= RECORDS FOR THE EXERCISE =
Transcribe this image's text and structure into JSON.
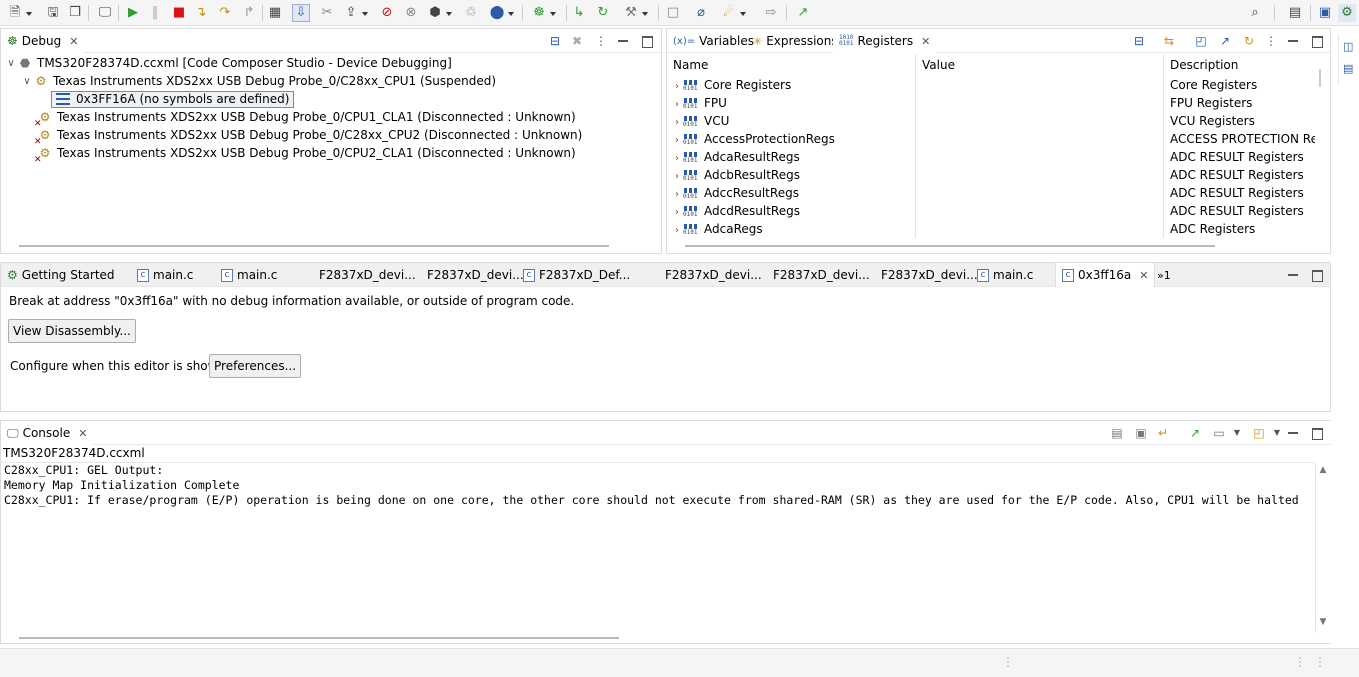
{
  "colors": {
    "accent": "#2a5aa8",
    "pane_border": "#dcdcdc",
    "toolbar_bg": "#f5f5f5",
    "editor_tab_bg": "#f0f0f0"
  },
  "debug": {
    "tab_label": "Debug",
    "root": "TMS320F28374D.ccxml [Code Composer Studio - Device Debugging]",
    "cpu1": "Texas Instruments XDS2xx USB Debug Probe_0/C28xx_CPU1 (Suspended)",
    "frame": "0x3FF16A  (no symbols are defined)",
    "cla1": "Texas Instruments XDS2xx USB Debug Probe_0/CPU1_CLA1 (Disconnected : Unknown)",
    "cpu2": "Texas Instruments XDS2xx USB Debug Probe_0/C28xx_CPU2 (Disconnected : Unknown)",
    "cla2": "Texas Instruments XDS2xx USB Debug Probe_0/CPU2_CLA1 (Disconnected : Unknown)"
  },
  "views": {
    "variables_tab": "Variables",
    "expressions_tab": "Expressions",
    "registers_tab": "Registers",
    "variables_icon_text": "(x)=",
    "registers_icon_text": "1010\n0101",
    "columns": {
      "name": "Name",
      "value": "Value",
      "description": "Description"
    },
    "rows": [
      {
        "name": "Core Registers",
        "value": "",
        "description": "Core Registers"
      },
      {
        "name": "FPU",
        "value": "",
        "description": "FPU Registers"
      },
      {
        "name": "VCU",
        "value": "",
        "description": "VCU Registers"
      },
      {
        "name": "AccessProtectionRegs",
        "value": "",
        "description": "ACCESS PROTECTION Registers"
      },
      {
        "name": "AdcaResultRegs",
        "value": "",
        "description": "ADC RESULT Registers"
      },
      {
        "name": "AdcbResultRegs",
        "value": "",
        "description": "ADC RESULT Registers"
      },
      {
        "name": "AdccResultRegs",
        "value": "",
        "description": "ADC RESULT Registers"
      },
      {
        "name": "AdcdResultRegs",
        "value": "",
        "description": "ADC RESULT Registers"
      },
      {
        "name": "AdcaRegs",
        "value": "",
        "description": "ADC Registers"
      }
    ]
  },
  "editor": {
    "tabs": [
      {
        "label": "Getting Started",
        "icon": "getting-started-icon"
      },
      {
        "label": "main.c",
        "icon": "c-file-icon"
      },
      {
        "label": "main.c",
        "icon": "c-file-icon"
      },
      {
        "label": "F2837xD_devi...",
        "icon": ""
      },
      {
        "label": "F2837xD_devi...",
        "icon": ""
      },
      {
        "label": "F2837xD_Def...",
        "icon": "c-file-icon"
      },
      {
        "label": "F2837xD_devi...",
        "icon": ""
      },
      {
        "label": "F2837xD_devi...",
        "icon": ""
      },
      {
        "label": "F2837xD_devi...",
        "icon": ""
      },
      {
        "label": "main.c",
        "icon": "c-file-icon"
      },
      {
        "label": "0x3ff16a",
        "icon": "c-file-icon"
      }
    ],
    "overflow_label": "»1",
    "c_glyph": "c",
    "message": "Break at address \"0x3ff16a\" with no debug information available, or outside of program code.",
    "view_disassembly": "View Disassembly...",
    "configure_text": "Configure when this editor is shown",
    "preferences": "Preferences..."
  },
  "console": {
    "tab_label": "Console",
    "subtitle": "TMS320F28374D.ccxml",
    "lines": [
      "C28xx_CPU1: GEL Output:",
      "Memory Map Initialization Complete",
      "C28xx_CPU1: If erase/program (E/P) operation is being done on one core, the other core should not execute from shared-RAM (SR) as they are used for the E/P code. Also, CPU1 will be halted"
    ]
  }
}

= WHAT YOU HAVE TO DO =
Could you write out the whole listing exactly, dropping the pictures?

= ANSWER AREA =
Transcribe this image's text and structure into JSON.
{
  "colors": {
    "accent": "#2a5aa8",
    "pane_border": "#dcdcdc",
    "toolbar_bg": "#f5f5f5",
    "editor_tab_bg": "#f0f0f0"
  },
  "debug": {
    "tab_label": "Debug",
    "root": "TMS320F28374D.ccxml [Code Composer Studio - Device Debugging]",
    "cpu1": "Texas Instruments XDS2xx USB Debug Probe_0/C28xx_CPU1 (Suspended)",
    "frame": "0x3FF16A  (no symbols are defined)",
    "cla1": "Texas Instruments XDS2xx USB Debug Probe_0/CPU1_CLA1 (Disconnected : Unknown)",
    "cpu2": "Texas Instruments XDS2xx USB Debug Probe_0/C28xx_CPU2 (Disconnected : Unknown)",
    "cla2": "Texas Instruments XDS2xx USB Debug Probe_0/CPU2_CLA1 (Disconnected : Unknown)"
  },
  "views": {
    "variables_tab": "Variables",
    "expressions_tab": "Expressions",
    "registers_tab": "Registers",
    "variables_icon_text": "(x)=",
    "registers_icon_text": "1010\n0101",
    "columns": {
      "name": "Name",
      "value": "Value",
      "description": "Description"
    },
    "rows": [
      {
        "name": "Core Registers",
        "value": "",
        "description": "Core Registers"
      },
      {
        "name": "FPU",
        "value": "",
        "description": "FPU Registers"
      },
      {
        "name": "VCU",
        "value": "",
        "description": "VCU Registers"
      },
      {
        "name": "AccessProtectionRegs",
        "value": "",
        "description": "ACCESS PROTECTION Registers"
      },
      {
        "name": "AdcaResultRegs",
        "value": "",
        "description": "ADC RESULT Registers"
      },
      {
        "name": "AdcbResultRegs",
        "value": "",
        "description": "ADC RESULT Registers"
      },
      {
        "name": "AdccResultRegs",
        "value": "",
        "description": "ADC RESULT Registers"
      },
      {
        "name": "AdcdResultRegs",
        "value": "",
        "description": "ADC RESULT Registers"
      },
      {
        "name": "AdcaRegs",
        "value": "",
        "description": "ADC Registers"
      }
    ]
  },
  "editor": {
    "tabs": [
      {
        "label": "Getting Started",
        "icon": "getting-started-icon"
      },
      {
        "label": "main.c",
        "icon": "c-file-icon"
      },
      {
        "label": "main.c",
        "icon": "c-file-icon"
      },
      {
        "label": "F2837xD_devi...",
        "icon": ""
      },
      {
        "label": "F2837xD_devi...",
        "icon": ""
      },
      {
        "label": "F2837xD_Def...",
        "icon": "c-file-icon"
      },
      {
        "label": "F2837xD_devi...",
        "icon": ""
      },
      {
        "label": "F2837xD_devi...",
        "icon": ""
      },
      {
        "label": "F2837xD_devi...",
        "icon": ""
      },
      {
        "label": "main.c",
        "icon": "c-file-icon"
      },
      {
        "label": "0x3ff16a",
        "icon": "c-file-icon"
      }
    ],
    "overflow_label": "»1",
    "c_glyph": "c",
    "message": "Break at address \"0x3ff16a\" with no debug information available, or outside of program code.",
    "view_disassembly": "View Disassembly...",
    "configure_text": "Configure when this editor is shown",
    "preferences": "Preferences..."
  },
  "console": {
    "tab_label": "Console",
    "subtitle": "TMS320F28374D.ccxml",
    "lines": [
      "C28xx_CPU1: GEL Output:",
      "Memory Map Initialization Complete",
      "C28xx_CPU1: If erase/program (E/P) operation is being done on one core, the other core should not execute from shared-RAM (SR) as they are used for the E/P code. Also, CPU1 will be halted"
    ]
  }
}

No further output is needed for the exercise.